Rinse the head of butter lettuce lightly and let it drain in a colander. Wash the tomatoes and radishes and pat them dry with a towel.
Make the vinaigrette. Combine all ingredients in a jar with a lid. Drizzle in the olive oil and shake until combined. Alternately, use a blender or food processor, first combining all ingredients aside from the oil, then adding the oil in second.
Prepare the pecans. In a skillet or pot, combine the sugar, butter, salt and cayenne, let stand over medium heat to allow all of the granules dissolve into the melted butter. Add the pecans, stirring constantly with a silicone spatula or wooden spoon until the pecans are coated, about 3 minutes. Immediately scrape the nuts onto a sheet of parchment and separate carefully into pieces to cool.

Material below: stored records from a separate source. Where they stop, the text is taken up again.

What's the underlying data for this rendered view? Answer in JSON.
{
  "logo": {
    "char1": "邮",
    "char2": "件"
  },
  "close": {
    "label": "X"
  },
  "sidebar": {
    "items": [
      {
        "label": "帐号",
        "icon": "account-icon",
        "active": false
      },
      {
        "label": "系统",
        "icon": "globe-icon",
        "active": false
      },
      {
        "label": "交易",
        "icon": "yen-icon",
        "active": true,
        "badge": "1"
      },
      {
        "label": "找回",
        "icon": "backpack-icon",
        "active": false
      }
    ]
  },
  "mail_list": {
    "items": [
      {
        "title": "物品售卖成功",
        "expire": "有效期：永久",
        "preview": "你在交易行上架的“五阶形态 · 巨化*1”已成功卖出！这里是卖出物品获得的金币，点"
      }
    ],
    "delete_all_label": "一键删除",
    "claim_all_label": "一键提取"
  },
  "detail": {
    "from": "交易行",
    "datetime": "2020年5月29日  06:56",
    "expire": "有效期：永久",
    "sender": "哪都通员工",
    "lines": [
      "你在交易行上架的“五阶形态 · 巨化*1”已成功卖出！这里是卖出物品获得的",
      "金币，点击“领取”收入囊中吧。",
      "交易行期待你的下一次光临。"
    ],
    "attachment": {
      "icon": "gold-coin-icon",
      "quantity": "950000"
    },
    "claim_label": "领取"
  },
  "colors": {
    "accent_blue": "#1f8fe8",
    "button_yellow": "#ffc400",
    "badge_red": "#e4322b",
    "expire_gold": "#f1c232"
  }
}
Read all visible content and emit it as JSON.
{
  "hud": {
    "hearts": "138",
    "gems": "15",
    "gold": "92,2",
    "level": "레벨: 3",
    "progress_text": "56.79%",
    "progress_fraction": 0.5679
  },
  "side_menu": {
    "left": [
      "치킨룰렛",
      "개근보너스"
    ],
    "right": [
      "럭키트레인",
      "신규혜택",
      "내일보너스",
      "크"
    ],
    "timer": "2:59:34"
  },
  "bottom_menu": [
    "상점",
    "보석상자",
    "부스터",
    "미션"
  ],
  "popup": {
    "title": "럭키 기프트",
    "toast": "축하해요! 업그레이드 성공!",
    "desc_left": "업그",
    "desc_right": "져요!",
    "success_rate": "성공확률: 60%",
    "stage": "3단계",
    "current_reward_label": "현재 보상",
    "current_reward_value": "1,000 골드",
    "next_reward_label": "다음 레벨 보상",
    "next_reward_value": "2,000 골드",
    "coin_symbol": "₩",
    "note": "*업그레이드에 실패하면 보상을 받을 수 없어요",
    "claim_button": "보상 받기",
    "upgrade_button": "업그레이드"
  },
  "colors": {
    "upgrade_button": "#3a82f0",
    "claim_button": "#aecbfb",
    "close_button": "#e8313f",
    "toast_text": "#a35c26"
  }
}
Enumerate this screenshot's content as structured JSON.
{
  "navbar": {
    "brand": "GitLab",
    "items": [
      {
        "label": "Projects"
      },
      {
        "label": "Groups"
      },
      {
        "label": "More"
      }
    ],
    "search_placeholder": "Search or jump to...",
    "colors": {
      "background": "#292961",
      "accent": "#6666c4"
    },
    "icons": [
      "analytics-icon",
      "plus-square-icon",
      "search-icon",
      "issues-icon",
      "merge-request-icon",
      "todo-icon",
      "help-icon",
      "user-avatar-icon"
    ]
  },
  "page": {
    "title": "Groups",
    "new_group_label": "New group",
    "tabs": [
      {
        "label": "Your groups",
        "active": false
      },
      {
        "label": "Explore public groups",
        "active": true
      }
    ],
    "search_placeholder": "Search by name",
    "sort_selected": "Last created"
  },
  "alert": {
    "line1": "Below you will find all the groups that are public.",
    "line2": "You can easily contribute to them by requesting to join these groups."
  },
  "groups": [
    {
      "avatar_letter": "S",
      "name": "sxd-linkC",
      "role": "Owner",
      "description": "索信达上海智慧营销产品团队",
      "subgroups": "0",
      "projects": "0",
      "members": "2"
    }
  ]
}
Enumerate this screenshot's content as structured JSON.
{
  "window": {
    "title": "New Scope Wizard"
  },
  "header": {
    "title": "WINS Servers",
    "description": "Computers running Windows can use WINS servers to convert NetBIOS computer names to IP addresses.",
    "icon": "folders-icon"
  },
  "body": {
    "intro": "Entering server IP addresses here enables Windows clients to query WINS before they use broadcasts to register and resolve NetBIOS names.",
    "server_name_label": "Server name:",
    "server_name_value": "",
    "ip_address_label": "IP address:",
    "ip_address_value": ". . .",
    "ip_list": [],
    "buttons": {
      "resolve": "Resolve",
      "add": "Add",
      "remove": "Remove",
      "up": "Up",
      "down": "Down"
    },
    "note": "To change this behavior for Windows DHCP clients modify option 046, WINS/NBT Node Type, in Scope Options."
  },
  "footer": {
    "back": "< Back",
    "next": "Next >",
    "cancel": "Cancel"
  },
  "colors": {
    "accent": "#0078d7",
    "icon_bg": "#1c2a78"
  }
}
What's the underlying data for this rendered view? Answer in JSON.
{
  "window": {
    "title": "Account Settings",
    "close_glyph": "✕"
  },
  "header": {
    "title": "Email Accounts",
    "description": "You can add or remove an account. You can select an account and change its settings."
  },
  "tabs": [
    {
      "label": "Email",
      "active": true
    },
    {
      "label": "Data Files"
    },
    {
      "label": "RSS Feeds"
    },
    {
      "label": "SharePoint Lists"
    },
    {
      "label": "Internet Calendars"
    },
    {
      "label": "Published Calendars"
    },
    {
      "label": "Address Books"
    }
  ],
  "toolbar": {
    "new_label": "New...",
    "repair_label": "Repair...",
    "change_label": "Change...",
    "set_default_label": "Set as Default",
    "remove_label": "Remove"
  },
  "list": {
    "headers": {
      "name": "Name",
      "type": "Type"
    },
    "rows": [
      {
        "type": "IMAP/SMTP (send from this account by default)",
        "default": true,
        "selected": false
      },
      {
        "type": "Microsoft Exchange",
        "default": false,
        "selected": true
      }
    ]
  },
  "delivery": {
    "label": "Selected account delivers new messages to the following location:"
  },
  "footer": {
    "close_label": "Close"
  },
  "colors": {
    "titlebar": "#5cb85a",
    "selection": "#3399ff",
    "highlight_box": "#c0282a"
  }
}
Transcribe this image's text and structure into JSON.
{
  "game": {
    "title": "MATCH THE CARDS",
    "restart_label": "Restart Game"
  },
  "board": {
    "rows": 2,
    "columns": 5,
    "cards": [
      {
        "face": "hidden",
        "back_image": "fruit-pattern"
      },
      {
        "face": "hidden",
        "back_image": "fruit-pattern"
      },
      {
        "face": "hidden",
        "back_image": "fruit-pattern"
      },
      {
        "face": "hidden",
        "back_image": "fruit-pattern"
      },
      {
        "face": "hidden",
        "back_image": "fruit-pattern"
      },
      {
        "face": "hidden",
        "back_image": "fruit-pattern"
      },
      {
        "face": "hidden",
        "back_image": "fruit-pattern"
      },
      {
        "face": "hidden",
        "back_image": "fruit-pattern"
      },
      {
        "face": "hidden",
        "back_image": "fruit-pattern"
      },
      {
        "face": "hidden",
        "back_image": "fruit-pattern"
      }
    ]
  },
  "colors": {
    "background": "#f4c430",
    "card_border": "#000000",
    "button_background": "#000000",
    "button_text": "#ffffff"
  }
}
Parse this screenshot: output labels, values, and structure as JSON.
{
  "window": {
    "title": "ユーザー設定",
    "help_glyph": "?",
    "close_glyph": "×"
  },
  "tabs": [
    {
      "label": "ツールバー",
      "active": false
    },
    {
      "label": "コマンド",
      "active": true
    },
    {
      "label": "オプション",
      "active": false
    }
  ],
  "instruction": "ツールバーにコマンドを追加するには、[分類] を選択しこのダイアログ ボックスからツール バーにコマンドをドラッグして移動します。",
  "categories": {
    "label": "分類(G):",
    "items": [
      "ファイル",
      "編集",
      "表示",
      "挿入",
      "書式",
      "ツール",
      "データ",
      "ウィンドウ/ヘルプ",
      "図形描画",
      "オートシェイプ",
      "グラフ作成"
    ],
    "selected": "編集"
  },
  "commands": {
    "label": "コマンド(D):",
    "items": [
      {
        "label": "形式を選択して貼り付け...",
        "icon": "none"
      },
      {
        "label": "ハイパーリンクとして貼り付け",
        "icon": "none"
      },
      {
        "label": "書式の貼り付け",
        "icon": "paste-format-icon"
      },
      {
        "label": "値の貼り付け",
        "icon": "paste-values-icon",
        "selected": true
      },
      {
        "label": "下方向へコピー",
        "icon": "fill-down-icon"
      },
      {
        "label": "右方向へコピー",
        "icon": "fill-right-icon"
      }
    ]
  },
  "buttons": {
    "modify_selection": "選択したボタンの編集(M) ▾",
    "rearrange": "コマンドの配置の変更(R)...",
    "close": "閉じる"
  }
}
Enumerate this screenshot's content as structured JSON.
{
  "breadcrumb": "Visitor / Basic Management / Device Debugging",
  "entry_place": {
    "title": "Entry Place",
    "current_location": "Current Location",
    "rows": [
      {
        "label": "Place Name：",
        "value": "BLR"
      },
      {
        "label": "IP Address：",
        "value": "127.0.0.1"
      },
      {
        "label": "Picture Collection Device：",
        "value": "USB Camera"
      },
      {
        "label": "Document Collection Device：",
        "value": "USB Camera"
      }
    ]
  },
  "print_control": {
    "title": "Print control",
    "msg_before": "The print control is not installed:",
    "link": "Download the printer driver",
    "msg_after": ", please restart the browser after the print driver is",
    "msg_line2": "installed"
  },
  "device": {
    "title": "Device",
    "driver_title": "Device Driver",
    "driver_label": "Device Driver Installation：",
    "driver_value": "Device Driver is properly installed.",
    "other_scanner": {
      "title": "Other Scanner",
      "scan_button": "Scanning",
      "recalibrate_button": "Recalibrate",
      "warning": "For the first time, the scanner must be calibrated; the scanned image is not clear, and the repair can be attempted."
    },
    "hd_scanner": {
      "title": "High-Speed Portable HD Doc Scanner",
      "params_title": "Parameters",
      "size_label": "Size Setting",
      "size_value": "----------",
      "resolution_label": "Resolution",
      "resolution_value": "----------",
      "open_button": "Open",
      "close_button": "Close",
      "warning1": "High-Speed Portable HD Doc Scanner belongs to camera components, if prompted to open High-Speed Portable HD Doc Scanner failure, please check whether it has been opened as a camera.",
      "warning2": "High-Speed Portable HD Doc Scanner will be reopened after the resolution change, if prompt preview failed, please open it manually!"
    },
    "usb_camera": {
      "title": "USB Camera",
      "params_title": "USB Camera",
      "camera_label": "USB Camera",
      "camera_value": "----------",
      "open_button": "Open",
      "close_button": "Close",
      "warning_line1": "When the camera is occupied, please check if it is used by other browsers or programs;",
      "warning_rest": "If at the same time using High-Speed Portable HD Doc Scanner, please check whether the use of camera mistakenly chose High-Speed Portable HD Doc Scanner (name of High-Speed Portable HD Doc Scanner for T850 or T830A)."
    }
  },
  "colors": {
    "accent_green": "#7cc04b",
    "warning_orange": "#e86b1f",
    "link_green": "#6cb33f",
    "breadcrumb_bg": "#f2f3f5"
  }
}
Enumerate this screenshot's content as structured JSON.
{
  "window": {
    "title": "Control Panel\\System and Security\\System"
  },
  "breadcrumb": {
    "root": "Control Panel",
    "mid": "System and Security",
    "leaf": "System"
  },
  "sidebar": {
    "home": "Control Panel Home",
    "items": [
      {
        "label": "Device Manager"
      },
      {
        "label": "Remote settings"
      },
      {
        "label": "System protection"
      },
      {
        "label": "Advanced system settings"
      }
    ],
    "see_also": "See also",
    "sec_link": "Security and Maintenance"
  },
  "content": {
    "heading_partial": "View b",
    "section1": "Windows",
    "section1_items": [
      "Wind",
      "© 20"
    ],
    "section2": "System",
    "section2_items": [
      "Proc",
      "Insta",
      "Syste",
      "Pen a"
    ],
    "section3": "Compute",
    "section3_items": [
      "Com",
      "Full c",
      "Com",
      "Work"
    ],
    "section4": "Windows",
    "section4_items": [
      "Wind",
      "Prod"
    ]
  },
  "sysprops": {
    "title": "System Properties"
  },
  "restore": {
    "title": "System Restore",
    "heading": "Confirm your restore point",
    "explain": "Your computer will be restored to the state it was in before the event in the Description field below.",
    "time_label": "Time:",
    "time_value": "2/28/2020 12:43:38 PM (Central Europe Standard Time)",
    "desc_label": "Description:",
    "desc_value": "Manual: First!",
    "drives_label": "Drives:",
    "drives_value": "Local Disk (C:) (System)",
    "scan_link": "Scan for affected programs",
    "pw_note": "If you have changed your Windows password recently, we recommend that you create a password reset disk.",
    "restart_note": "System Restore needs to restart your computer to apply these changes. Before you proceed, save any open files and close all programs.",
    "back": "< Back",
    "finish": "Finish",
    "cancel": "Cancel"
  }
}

Cook the bacon either in a skillet or, my favorite way, in the convection oven. A standard oven will work too. Depending on the thickness of the bacon, I roast a single layer at 375 for 5 minutes on each side. Roast or fry until the bacon is crispy and crumbles easily in your hands; or if you prefer your bacon on the less crispy side, roast to your liking and chop. Prepare the 6 minute eggs. Half the tomatoes, slice the green onions on a diagonal, and chop radishes into ¼-inch pieces.
Quarter the head of butter lettuce and place on one each plate (for 4 small servings) or two on each plate (for 2 large servings). Add all of the toppings: tomatoes, radishes, green onions, bacon, candied pecans, crumbled bleu cheese, and an egg, halved. Drizzle with vinaigrette and dig in!